Excellent comments, Henry. And I love how it all tends to a concluding problem, that the lay-man essentially doesn't quite properly grasp that the metaphors neuroscience writing employ to describe the groping into this 'hard problem' are not meant to be literal. In other words, just as you have it, 60 Minutes and Elon Musk are propagating ideas to the masses that are not in the least demonstrated and aren't actually held all that hardly by the scientists themselves. It's the usual problem with actual science versus popular science writing, but in this case the mistake on the part of the populace too easily sets them up for a false consciousness about themselves, the world and how the two fit together. Many, including some who were once quite prominent and vociferous on RfM, would like to forget just how many people were walking around believing that their volition wasn't their own just because Sam Harris said so, accompanied by a hand-wavey Hard-Science-Libet-something-or-another attempt at authority. The ease that this was accomplished, convincing people that their will isn't actually their own, is frightening, so much so that I remember a lecture by Dennett where he showed studies demonstrating how students who were told they hadn't free will did more poorly on a test than students who weren't told such a thing. He was alarmed and voicing caution. So, to the embarrassment you point out:

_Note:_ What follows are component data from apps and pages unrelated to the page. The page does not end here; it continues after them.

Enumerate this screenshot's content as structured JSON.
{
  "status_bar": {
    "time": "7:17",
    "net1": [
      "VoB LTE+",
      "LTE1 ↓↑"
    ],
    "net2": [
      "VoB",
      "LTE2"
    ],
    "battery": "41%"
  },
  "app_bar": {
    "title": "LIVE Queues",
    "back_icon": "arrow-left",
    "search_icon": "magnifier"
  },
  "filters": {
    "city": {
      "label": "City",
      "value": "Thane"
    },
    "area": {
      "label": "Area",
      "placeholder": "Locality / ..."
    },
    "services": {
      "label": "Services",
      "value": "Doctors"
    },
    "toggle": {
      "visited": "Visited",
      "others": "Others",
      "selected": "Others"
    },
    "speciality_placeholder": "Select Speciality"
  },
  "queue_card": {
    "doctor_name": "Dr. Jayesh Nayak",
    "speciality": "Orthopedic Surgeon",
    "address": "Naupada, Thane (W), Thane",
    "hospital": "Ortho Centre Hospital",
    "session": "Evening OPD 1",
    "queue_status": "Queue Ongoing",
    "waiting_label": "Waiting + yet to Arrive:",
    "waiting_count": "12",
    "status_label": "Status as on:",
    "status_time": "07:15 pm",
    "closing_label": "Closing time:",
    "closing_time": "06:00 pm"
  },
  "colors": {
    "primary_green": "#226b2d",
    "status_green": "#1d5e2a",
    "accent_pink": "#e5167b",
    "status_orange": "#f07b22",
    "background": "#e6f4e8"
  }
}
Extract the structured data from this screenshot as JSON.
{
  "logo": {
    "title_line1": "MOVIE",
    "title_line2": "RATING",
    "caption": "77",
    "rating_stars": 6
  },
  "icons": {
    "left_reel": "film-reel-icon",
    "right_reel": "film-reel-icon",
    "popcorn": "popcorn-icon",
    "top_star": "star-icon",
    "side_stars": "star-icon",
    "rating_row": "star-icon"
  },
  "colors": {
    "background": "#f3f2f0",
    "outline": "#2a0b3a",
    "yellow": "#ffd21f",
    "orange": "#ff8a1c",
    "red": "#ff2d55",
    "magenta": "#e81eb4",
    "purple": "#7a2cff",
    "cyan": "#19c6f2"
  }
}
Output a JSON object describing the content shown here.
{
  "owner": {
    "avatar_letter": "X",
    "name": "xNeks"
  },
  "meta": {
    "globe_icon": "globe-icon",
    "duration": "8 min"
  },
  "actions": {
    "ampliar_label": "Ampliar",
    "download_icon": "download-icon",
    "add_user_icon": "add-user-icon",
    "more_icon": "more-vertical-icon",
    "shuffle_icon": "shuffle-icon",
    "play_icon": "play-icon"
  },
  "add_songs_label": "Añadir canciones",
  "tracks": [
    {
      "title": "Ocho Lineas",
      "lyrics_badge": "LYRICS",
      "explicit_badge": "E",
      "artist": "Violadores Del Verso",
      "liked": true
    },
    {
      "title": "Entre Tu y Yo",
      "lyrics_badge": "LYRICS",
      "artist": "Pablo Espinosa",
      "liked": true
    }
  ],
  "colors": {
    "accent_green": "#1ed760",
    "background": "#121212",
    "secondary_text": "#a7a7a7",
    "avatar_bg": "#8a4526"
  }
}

Henry Bemis Wrote:
> Also, there is always one other component that is
> never addressed. Clearly what is happening here is
> that the mind is controlling the brain by
> dictating the brain response to the thought; i.e.
> by thinking the thought, the subject is dictating
> a brain response that can be read-off by the
> computer program. So, I ask, isn't this a
> fundamental example of mental causation in its
> purest form? So, where does the volitional
> thought come from that starts this whole process?
> (Embarrassing!) If it is just the brain, why not
> have the computer read-off the pre-thought
> deterministic neurological cause (action
> potential) of the thought, eliminating the
> middle-man (the Self, the Mind, the conscious
That is very well said!
> COMMENT: Remember, we are not talking about just
> neuroscience; i.e. the science of the brain or
> nervous system. We are talking about *cognitive
> neuroscience*; i.e. how the brain brings about all
> of the capacities of human cognition, including
> behavior, complex thought, rationality, and
> creativity. That creates a responsibility to
> honestly consider the mind-brain correlation,
> including mental causation. So, it is never *just*
> about the brain. Moreover, cognitive psychology
> encompasses mind-mind correlations; e.g. how one
> thought leads to another, for example in the
> reasoning process. This process does not mirror
> computational processes in the brain, but rather
> encompasses a volitional agent with unique
> thought-thought processes. Neuroscience has no
> idea how this complex process is done by the
It seems to me that the way neuroscientists, even cognitive neuroscientists, get around your point about "mind-brain correlation" is to assume at the outset that "mind" is merely a stand-in word for the problem at hand, and to refuse to grant it any ontological status. It's all just the brain, but we use "mind" to stand in for that special thing which the brain does, they seem to say with way too many words.
Here's a good example of an intelligent lay-person trying to come to grips with what the neuroscientists are trying to find out and tell us about, specifically RICCARDO MANZOTTI and MICHAEL GRAZIANO:https://www.bookforum.com/print/2604/the-unending-quest-to-explain-consciousness-23772
He wraps up his exploration rather well:
"Thus, it seems to me, the proliferation of ever wilder positions. You are the apple. Consciousness is an illusion. And, hell, maybe you are the apple. Crazier things have turned out to be true. But if you simply rule in advance that the mind must be physical and assume that an understanding of consciousness must be a materialist understanding, because scientific materialism is obviously correct, you end up looking for your keys under the streetlamp because that’s where the light is."
That last clause perfectly embodies my suspicions about the entire neuroscientific project. But that is how science proceeds, one mistake after another, eliminating mistakes as we go, hundreds of millions of dollars at a time...
...and Flint's water is still poisonous.